For several minutes I had seen nothing of Ingra, but my thoughts had been too much occupied with more important things to take heed of his movements. Now he appeared at the left of the throne, leading a file of fellows bearing a burden. They went direct to the foot of the throne, and deposited their burden within a yard of the place where Edmund was standing. They drew off a covering, and I could not repress a cry of consternation.

It was the body of one of their compatriots, and a glance at it sufficed to show the manner in which death had been inflicted. It had been crushed in a way which could probably mean nothing else than a fearful fall. The truth flashed upon me like a gleaming sword. The victim must have been precipitated from the air ship which we had struck at the beginning of our flight!

And there stood our enemy, Ingra, with exultation written on his features. He had made a master stroke, like a skillful prosecutor.

"Hang him!" I heard Jack mutter between his teeth. "Oh, if I only had my pistol!"

"Then you would make matters a hundred times worse," I whispered. "Keep your head, and remember Edmund's injunction."

The behavior of the latter again awoke my utmost admiration. Contemptuously turning his back upon Ingra, he faced Ala and old Zeus, and as their regards mingled, I knew well what he was trying to express. This time, since his meaning involved no conception lying utterly beyond their experience, he was more successful. He told them that the death of this person was a fact hitherto unknown to us, and that, like the injury to Ala, it had been inflicted without our volition. I believed that this plea, too, was accepted as valid by Ala; but not so with the other. He understood it perfectly, and he rejected it on the instant. My reason told me that nothing else could have been expected of him, for, truly, this was drawing it rather strong—to claim twice in succession immunity for evils which had undeniably originated from us.

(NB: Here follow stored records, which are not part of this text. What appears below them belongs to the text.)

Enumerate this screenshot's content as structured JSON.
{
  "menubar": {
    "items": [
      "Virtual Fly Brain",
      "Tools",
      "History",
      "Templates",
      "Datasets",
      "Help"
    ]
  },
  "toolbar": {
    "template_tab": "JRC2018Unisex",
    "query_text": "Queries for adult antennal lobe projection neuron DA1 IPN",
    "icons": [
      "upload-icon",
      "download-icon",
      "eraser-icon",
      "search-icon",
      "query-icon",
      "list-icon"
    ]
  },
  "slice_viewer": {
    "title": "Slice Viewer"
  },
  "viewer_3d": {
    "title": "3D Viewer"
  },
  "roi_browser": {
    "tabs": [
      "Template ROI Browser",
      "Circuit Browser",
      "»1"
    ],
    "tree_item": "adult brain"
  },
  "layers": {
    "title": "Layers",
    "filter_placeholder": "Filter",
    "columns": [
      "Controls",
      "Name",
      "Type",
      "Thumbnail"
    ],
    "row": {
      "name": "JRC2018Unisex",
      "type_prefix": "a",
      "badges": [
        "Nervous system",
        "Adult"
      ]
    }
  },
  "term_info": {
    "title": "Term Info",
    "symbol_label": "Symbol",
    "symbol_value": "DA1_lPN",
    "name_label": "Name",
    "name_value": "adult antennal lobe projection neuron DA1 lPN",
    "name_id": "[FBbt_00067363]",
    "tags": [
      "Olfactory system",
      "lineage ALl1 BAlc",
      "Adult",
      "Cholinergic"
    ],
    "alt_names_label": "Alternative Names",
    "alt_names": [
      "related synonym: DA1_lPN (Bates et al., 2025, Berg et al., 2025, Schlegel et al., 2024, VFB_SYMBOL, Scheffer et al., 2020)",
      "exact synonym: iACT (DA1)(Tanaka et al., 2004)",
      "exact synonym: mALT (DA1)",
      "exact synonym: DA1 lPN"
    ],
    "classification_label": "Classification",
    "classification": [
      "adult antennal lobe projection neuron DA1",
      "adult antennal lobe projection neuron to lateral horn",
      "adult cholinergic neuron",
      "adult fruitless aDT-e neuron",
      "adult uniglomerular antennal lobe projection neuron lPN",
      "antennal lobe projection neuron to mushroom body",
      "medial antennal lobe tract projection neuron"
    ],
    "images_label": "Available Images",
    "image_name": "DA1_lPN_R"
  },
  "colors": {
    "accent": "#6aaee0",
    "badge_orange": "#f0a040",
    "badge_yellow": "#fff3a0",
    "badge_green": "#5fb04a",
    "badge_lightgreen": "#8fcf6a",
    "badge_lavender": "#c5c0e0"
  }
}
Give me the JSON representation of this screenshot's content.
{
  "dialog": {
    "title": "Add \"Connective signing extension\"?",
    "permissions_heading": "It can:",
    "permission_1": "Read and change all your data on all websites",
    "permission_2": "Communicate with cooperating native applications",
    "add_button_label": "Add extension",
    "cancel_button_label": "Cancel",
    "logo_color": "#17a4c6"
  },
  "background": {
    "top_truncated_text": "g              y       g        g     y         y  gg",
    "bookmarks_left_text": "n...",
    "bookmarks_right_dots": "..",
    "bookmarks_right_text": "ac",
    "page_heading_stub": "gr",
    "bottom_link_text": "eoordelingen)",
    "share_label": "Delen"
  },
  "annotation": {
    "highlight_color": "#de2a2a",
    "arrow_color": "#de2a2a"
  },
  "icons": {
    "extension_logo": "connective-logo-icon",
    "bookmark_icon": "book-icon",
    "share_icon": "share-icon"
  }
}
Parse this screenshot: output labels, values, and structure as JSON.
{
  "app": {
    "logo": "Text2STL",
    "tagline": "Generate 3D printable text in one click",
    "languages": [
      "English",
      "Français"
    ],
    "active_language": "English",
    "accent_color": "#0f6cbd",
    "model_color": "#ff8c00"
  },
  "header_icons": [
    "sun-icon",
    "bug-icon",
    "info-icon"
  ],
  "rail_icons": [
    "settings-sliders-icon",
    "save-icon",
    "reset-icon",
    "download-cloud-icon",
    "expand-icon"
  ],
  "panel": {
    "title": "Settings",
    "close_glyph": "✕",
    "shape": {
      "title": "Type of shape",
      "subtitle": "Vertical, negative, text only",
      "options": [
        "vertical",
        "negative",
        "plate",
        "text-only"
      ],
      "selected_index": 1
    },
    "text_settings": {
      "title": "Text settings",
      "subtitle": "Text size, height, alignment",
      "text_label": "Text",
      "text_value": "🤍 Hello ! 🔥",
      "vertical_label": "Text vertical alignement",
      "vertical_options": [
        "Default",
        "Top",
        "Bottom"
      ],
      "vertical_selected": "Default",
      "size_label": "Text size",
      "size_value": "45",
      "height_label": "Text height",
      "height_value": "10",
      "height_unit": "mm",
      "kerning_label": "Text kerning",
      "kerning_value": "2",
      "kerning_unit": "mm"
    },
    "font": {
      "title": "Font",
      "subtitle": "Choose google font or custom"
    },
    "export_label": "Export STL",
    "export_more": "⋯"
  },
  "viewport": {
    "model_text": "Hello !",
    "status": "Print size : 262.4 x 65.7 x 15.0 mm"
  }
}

Our case looked blacker and blacker, as it became evident that the opposition between our two judges had broken out again, and was now more decided than before. The features of the old man grew fearfully stern, and he rejected all the apparent overtures of Ala. He had been willing to pardon the injury and insult to her person, since she herself insisted upon pardon, but now the affair was entirely different. Whether purposely or not, we had caused the death of a subject of the realm, and he was not to be swerved aside from what he regarded as his duty. My nerves shook at the thought that we knew absolutely nothing about the social laws of this people, and that, among them, the rule of an eye for an eye, and blood for blood, might be more inviolable than it had ever been on the earth.

As the discussion proceeded, with an intensity which spoken words could not have imparted to it, Ala's cheeks began to glow, and her eyes to glitter with strange light. One could see the resistance in them rising to passion, and, at last, as the aged judge again shook his head, with greater emphasis than ever, she rose, as if suddenly transformed. The majestic splendor of her countenance was thrilling. Lifting her jeweled arm with an imperious gesture, she commanded the attendants to remove the bier, and was instantly obeyed. Then she beckoned to Edmund, and without an instant's hesitation, he stepped upon the lower stage of the throne. With the stride of a queen, she descended to his side, and, resting her hand on his shoulder, looked about her with a manner which said, as no words could have done:

"It is the power of my protection which encircles him!"

About HackerNoon Book Series: We bring you the most important technical, scientific, and insightful public domain books.

This book is part of the public domain. Garrett Putman Serviss (2005). A Columbus of Space. Urbana, Illinois: Project Gutenberg. Retrieved October 2022 https://www.gutenberg.org/cache/epub/8673/pg8673.html

This eBook is for the use of anyone anywhere at no cost and with almost no restrictions whatsoever. You may copy it, give it away or re-use it under the terms of the Project Gutenberg License included with this eBook or online at www.gutenberg.org, located at https://www.gutenberg.org/policy/license.html.